Battle of Dimdim
|Battle of Dimdim|
|Part of Ottoman–Safavid War (1603–1618)|
|Kurdish Principality of Baradust||Safavid Empire|
|Commanders and leaders|
|Amir Khan Lepzerin||
Shah Abbas I|
|10,000 Warriors/Kurdish Cavalry||40,000 Troops (many different types of soldiers)|
The battle took place at the pre-Islamic fortress of Dimdim located on Mt. Dimdim in Bradost region around Lake Urmia in northwestern Iran. The fortress that Amir Khan Lepzerin rebuilt was eventually captured by the Safavid army and later destroyed by the order of the Ottoman governor of Urmia. Although the fortress was destroyed, today the exact location of the fortress can be determined, since small portions of the walls and piles of building material are still visible in what was the location of Dimdim Castle.
The battle took place around the fortress called Dimdim located in the Bradost region around Lake Urmia in northwestern Iran. In 1609, the ruined structure was rebuilt by Amir Khan Lepzerin (The Khan with the Golden Hand), the ruler of Bradost, who sought to maintain the independence of his expanding principality in the face of both Ottoman and Safavid penetration into the region. Rebuilding Dimdim was considered a move toward independence that could threaten Safavid power in the northwest. Some Kurds, including the rulers of Mukriyan (modern day Mahabad), rallied around Amir Khan.
There are well documented historical accounts of a long battle from 1609 to 1610 between Kurds and the Safavid Empire.

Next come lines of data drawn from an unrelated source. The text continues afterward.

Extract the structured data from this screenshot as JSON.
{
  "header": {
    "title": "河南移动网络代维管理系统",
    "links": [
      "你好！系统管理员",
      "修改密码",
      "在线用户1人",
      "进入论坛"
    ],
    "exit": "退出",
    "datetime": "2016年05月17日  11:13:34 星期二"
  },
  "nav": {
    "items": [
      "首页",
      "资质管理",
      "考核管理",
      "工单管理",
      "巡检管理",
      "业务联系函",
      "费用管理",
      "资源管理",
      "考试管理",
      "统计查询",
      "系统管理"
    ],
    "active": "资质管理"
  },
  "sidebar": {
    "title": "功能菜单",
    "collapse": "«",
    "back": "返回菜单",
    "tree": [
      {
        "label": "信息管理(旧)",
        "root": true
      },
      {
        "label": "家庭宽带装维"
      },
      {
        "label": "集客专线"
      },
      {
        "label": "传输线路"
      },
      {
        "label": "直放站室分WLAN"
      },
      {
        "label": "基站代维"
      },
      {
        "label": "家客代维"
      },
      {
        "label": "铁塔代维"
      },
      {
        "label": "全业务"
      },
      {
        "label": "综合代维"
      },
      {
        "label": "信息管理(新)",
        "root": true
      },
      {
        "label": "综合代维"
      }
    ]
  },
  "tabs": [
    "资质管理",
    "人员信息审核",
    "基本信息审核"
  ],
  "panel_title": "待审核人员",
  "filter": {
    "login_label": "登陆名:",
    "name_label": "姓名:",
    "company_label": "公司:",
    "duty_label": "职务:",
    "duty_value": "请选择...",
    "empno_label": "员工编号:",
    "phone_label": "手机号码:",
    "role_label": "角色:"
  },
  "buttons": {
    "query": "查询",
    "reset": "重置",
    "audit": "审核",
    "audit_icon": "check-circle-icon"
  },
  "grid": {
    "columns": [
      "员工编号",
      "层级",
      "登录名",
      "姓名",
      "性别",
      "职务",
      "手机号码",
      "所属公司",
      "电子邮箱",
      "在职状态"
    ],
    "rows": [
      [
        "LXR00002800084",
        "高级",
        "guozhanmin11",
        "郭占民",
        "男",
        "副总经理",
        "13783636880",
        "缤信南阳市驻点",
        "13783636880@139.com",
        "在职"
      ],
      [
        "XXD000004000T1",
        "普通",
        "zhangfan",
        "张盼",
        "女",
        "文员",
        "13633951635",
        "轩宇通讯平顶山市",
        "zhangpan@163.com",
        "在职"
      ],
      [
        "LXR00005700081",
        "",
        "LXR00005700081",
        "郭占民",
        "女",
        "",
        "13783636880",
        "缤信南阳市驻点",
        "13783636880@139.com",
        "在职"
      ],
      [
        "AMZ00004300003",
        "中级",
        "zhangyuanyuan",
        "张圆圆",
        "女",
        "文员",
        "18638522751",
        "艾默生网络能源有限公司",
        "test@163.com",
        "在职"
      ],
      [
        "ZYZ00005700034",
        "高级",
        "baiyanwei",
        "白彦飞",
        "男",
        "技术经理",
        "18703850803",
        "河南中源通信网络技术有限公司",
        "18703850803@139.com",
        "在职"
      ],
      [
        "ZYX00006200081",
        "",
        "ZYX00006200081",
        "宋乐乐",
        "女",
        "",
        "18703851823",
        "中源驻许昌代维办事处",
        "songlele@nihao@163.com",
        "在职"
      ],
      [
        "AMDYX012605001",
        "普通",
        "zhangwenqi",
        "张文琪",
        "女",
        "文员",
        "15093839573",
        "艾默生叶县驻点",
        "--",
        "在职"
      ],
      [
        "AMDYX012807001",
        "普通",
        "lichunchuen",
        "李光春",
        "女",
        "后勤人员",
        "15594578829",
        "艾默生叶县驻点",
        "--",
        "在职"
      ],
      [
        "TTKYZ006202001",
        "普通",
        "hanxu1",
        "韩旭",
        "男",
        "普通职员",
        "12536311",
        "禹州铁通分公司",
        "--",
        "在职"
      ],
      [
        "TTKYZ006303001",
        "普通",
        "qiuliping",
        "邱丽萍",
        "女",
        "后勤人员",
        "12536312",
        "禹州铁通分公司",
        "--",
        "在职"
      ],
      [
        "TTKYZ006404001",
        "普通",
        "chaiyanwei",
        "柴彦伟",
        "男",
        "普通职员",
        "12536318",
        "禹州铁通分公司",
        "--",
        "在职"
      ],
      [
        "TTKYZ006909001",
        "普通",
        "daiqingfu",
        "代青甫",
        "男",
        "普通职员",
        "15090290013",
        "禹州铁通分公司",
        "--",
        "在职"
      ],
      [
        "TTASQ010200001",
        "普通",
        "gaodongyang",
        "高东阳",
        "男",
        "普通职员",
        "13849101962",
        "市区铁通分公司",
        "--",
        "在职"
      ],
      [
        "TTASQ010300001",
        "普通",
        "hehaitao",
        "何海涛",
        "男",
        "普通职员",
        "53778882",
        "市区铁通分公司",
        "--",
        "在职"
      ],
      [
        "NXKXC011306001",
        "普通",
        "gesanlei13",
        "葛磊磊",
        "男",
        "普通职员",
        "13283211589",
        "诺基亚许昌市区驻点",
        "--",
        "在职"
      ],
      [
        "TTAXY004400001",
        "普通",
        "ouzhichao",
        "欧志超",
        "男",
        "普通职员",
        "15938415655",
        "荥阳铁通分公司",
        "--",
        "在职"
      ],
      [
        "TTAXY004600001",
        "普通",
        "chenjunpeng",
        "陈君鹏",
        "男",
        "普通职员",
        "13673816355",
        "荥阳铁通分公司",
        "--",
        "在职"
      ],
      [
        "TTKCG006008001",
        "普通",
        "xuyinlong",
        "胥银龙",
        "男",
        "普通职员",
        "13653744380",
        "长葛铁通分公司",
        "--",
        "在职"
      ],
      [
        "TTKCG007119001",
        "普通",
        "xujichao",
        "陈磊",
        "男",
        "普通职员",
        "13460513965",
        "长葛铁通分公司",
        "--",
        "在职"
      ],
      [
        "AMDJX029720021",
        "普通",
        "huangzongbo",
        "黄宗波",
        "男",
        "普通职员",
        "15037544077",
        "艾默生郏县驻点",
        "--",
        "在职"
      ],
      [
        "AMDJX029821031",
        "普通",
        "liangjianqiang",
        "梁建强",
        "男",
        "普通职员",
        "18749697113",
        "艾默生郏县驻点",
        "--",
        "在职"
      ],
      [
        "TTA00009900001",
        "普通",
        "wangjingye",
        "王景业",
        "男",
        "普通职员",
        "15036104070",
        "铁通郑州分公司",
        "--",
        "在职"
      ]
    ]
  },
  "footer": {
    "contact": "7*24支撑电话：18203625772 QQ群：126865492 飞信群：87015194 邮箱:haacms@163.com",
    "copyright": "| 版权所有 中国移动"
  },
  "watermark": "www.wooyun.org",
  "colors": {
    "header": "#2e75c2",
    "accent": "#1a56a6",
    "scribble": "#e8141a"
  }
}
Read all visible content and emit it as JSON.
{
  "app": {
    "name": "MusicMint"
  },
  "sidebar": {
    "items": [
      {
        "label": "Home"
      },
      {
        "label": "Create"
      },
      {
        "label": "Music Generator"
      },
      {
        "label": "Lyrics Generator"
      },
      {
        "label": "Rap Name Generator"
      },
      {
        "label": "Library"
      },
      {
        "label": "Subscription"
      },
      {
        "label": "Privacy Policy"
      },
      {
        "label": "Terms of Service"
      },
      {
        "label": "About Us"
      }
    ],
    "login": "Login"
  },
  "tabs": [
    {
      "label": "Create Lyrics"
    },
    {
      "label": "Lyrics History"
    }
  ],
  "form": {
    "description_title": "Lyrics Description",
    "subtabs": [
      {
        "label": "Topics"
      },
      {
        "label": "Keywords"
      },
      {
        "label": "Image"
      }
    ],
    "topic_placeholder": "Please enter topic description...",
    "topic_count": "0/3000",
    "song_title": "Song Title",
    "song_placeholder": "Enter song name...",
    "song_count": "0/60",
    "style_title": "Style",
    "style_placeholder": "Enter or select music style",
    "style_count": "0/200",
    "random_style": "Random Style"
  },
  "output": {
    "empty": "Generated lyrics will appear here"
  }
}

The Kurds were at a disadvantage numerically and technologically. After a siege lasting almost a year, the Safavid Grand Vizier Hatem Beg captured the fort and massacred the Kurdish garrison.
After a long and bloody siege led by the Safavid grand vizier Hatem Beg, which lasted from November 1609 to the summer of 1610, Dimdim was captured. All the defenders were killed. Shah Abbas I ordered a general massacre in Bradost and Mukriyan (reported by Iskandar Beg Turkoman, Safavid Historian in the Book Alam Aray-e Abbasi) and resettled the Afshar tribe in the region while deporting many Kurdish tribes to Khorasan region. Although Safavid historians (like Iskandar Beg ) depicted the first battle of Dimdim as a result of Kurdish mutiny or treason, in Kurdish oral traditions (Beytî Dimdim), literary works (Dzhalilov, pp. 67–72), and histories, it was treated as a struggle of the Kurdish people against foreign domination. In fact, Beytî Dimdim is considered[who?] a national epic second only to Mem û Zîn by Ahmad Khani. The first literary account of this battle is written by Faqi Tayran.
- History of the Kurdish people
- Iranian Kurdistan
- Kurdish people
- Safavid Empire
- Timeline of Kurdish uprisings
- Arman, The True Heir of the Bradost dynasty
References and notes
- Kelly, Michael J. (2008). Ghosts of Halabja: Saddam Hussein and the Kurdish Genocide. Praeger. p. 14. ISBN 978-0275992101.
- "Battle of Dim Dim". Iranicaonline.org. Retrieved 2013-07-30.
- ISBN 0-89158-296-7
- O. Dzh. Dzhalilov, Kurdski geroicheski epos "Zlatoruki Khan" (The Kurdish heroic epic "Gold-hand Khan"), Moscow, 1967, pp. 5-26, 37-39, 206.